- **Task details**
Retype, word for word, the line holding "Give me the" and every line below it to the end of the listing. Leave out the pictures.

- **Material provided**
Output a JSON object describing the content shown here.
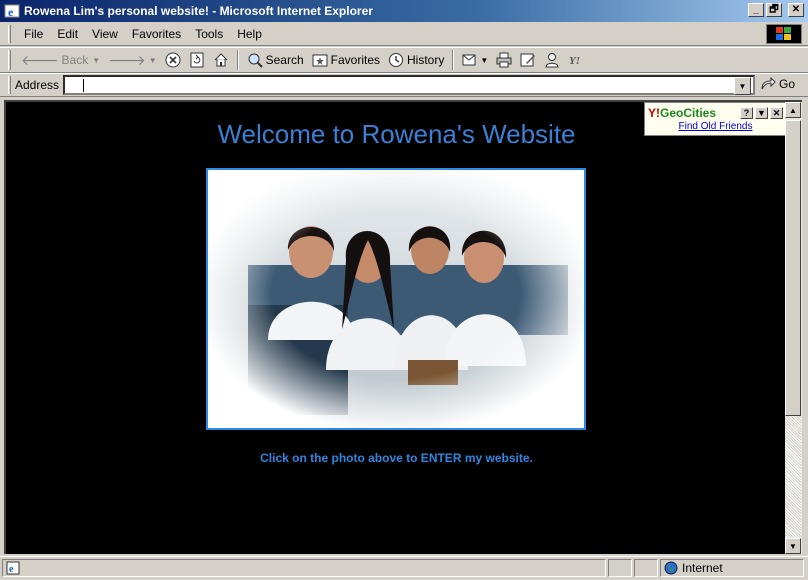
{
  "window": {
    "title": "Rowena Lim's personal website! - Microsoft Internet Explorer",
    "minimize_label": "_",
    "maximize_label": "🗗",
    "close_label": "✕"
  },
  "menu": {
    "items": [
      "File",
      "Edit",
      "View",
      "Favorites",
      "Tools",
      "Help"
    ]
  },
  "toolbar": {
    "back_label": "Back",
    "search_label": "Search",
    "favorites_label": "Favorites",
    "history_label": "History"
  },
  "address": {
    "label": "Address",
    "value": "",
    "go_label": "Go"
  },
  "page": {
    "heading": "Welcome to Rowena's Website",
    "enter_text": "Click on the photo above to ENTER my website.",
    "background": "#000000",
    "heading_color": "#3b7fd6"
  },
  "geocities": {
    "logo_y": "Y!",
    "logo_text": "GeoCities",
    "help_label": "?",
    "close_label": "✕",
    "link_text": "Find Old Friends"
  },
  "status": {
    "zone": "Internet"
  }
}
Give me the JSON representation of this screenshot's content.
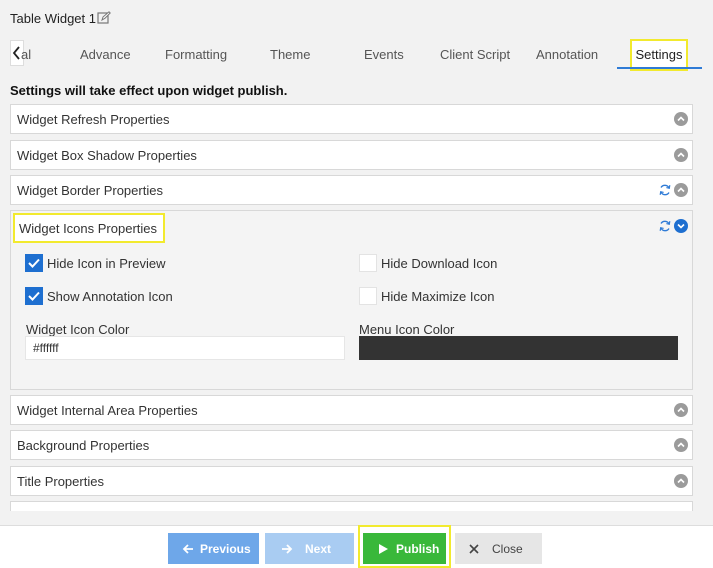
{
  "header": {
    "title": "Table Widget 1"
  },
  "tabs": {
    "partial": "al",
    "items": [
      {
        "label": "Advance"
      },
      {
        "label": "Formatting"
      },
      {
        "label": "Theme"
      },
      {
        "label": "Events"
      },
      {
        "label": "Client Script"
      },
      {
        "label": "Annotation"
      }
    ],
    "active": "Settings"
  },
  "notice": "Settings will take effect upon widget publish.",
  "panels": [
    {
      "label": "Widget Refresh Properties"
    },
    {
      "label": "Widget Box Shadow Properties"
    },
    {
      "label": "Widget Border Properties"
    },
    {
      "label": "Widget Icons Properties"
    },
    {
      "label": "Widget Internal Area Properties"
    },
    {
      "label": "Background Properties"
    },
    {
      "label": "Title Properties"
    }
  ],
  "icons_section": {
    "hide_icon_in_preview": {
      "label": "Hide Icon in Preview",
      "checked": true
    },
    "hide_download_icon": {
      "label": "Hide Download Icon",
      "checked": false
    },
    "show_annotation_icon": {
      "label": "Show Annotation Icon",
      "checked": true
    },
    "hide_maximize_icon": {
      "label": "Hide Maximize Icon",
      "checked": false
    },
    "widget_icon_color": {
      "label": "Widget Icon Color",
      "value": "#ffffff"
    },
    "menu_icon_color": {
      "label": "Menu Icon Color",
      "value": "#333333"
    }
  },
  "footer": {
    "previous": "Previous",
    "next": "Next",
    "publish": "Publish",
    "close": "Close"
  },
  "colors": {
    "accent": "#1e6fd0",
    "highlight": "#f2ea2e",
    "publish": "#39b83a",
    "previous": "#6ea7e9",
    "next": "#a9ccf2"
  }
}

- **Written response**
Give me the JSON representation of this screenshot's content.
{
  "header": {
    "title": "Table Widget 1"
  },
  "tabs": {
    "partial": "al",
    "items": [
      {
        "label": "Advance"
      },
      {
        "label": "Formatting"
      },
      {
        "label": "Theme"
      },
      {
        "label": "Events"
      },
      {
        "label": "Client Script"
      },
      {
        "label": "Annotation"
      }
    ],
    "active": "Settings"
  },
  "notice": "Settings will take effect upon widget publish.",
  "panels": [
    {
      "label": "Widget Refresh Properties"
    },
    {
      "label": "Widget Box Shadow Properties"
    },
    {
      "label": "Widget Border Properties"
    },
    {
      "label": "Widget Icons Properties"
    },
    {
      "label": "Widget Internal Area Properties"
    },
    {
      "label": "Background Properties"
    },
    {
      "label": "Title Properties"
    }
  ],
  "icons_section": {
    "hide_icon_in_preview": {
      "label": "Hide Icon in Preview",
      "checked": true
    },
    "hide_download_icon": {
      "label": "Hide Download Icon",
      "checked": false
    },
    "show_annotation_icon": {
      "label": "Show Annotation Icon",
      "checked": true
    },
    "hide_maximize_icon": {
      "label": "Hide Maximize Icon",
      "checked": false
    },
    "widget_icon_color": {
      "label": "Widget Icon Color",
      "value": "#ffffff"
    },
    "menu_icon_color": {
      "label": "Menu Icon Color",
      "value": "#333333"
    }
  },
  "footer": {
    "previous": "Previous",
    "next": "Next",
    "publish": "Publish",
    "close": "Close"
  },
  "colors": {
    "accent": "#1e6fd0",
    "highlight": "#f2ea2e",
    "publish": "#39b83a",
    "previous": "#6ea7e9",
    "next": "#a9ccf2"
  }
}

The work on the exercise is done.